Miss Bulletproof tries for a nonchalant shrug. The wince at the end spoils the effect a little. Tillie offers her the sleeve of her pajamas, and Miss Bulletproof tears off a wide strip, which Tillie uses to bandage the hole in her foot. It’s a neat piece of work — Tillie took first aid classes when she was pregnant with Rosalie — and Miss Bulletproof, still wincing, slips back into her discarded shoe. She pats her pockets and feels the reassuringly plump bulk of the envelope of cash. Half pay is better than none, Miss Bulletproof knows this, but it still cuts her to be shortchanged.

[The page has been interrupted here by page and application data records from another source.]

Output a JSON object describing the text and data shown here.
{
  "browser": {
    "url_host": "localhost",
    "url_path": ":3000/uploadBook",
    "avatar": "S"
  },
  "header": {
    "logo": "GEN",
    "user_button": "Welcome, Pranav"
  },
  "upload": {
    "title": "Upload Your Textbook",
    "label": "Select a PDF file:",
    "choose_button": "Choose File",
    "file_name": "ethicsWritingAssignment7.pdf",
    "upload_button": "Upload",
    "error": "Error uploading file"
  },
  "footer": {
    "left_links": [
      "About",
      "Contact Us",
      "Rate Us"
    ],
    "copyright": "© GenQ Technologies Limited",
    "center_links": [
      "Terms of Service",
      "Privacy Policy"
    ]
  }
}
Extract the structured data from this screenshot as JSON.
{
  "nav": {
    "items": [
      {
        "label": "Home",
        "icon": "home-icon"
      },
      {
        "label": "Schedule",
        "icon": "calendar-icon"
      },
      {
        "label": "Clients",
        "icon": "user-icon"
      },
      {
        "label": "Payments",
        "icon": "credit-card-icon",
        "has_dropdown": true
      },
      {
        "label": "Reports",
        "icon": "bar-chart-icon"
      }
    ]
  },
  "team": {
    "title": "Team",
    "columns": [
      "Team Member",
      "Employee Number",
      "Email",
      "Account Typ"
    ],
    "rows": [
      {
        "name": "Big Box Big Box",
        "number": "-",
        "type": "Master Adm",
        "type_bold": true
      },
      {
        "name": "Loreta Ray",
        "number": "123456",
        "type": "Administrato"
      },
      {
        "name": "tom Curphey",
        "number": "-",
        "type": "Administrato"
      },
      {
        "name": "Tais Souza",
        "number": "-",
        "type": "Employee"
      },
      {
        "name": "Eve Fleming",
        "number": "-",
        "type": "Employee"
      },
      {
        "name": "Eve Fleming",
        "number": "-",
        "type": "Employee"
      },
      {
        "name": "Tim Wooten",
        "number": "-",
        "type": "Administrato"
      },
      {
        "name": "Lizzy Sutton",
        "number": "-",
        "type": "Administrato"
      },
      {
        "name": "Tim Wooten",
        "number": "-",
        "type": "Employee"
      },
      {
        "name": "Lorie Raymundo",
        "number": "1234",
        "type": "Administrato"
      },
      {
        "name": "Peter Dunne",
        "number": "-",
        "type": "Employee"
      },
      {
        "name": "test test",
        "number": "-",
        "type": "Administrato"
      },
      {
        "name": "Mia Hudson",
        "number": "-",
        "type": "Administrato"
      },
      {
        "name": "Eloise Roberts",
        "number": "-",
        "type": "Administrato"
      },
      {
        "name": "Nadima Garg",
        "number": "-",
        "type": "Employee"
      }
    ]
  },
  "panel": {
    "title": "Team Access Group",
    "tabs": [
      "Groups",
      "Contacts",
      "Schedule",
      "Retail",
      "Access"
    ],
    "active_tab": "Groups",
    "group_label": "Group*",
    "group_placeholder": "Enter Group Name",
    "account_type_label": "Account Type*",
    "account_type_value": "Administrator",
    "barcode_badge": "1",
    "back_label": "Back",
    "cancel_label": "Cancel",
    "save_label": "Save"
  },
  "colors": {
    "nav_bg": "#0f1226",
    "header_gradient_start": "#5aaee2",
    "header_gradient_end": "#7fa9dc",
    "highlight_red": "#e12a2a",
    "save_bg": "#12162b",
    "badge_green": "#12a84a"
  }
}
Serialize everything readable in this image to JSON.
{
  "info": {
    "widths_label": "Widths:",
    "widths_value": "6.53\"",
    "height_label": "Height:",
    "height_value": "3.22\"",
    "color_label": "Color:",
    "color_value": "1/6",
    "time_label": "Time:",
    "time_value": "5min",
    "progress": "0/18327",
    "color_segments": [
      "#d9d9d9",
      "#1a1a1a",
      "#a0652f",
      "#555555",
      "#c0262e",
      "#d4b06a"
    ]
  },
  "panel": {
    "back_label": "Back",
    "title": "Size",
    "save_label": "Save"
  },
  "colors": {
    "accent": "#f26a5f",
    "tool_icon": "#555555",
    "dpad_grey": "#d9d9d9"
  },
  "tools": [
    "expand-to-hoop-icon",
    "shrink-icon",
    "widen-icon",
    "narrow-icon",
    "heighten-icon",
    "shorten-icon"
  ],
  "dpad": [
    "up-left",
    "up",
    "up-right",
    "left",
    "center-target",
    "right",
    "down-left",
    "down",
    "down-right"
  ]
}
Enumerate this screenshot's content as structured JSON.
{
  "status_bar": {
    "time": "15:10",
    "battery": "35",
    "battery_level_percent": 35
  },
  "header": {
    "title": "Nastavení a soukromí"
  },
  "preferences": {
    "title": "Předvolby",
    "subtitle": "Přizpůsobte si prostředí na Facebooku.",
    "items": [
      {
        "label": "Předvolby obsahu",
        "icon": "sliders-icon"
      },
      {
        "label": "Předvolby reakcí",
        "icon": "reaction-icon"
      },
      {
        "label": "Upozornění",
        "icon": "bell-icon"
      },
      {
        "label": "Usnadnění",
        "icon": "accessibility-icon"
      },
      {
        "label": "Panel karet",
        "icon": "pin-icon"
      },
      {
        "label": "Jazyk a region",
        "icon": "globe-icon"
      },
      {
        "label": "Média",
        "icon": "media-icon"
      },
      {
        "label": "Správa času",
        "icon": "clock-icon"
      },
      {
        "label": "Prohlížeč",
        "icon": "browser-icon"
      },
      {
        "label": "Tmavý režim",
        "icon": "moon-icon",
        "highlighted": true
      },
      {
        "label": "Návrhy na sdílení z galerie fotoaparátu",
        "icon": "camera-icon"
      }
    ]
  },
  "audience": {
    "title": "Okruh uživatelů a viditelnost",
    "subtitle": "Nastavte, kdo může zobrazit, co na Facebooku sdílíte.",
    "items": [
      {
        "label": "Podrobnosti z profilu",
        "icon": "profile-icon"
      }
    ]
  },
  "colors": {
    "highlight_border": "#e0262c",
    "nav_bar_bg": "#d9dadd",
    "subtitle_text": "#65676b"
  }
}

Together Miss Bulletproof and her wife untie One Finger Makes a Fist. Her breath is hoarse but regular and the betrayal god even did a pretty good job bandaging her cut fingers. They hoist One Finger up, and between the two of them — Miss Bulletproof tall, broad and limping, Tillie short and rock-steady — they get her out to the car and lay her down in the back.
“We can drop One Finger at Pleasant Peninsula Hospital,” says Miss Bulletproof. Tillie nods. “And then right back to the kids,” she says. It’s not a question.
Usually Miss Bulletproof drives, but this time Tillie climbs right in the driver’s seat and leaves her with shotgun. Tillie starts the car just once, because, as she always says, with a wife like Miss Bulletproof and kids like theirs, she’s got all the luck in the world.
And as they pull out of the parking lot on a route that will take them to Rosalie and Alice tucked into bed, and as Tille’s right hand slips from the gear shift into her wife’s palm, just holding each other, Miss Bulletproof is inclined to agree.
About the Author
Louis Evans met the love of his life on the street and they eloped this past summer. Meet cute, happy ending. It’s good work, if you can find it. His writing has appeared in Nature: Futures, Analog SF&F, Interzone and more. He’s online at evanslouis.com and tweets @louisevanswrite
About the Narrator
Cherae graduated from Indiana University’s creative writing MFA. She’s been a personal trainer, an English teacher, and an editor, and is some combination thereof as she travels the world. When she’s not writing or working, she’s learning languages, doing P90something, or reading about war and [post-]colonial history. Her debut novel, The Unbroken, came out at Orbit last year, and her work has also appeared in FIYAH and Uncanny.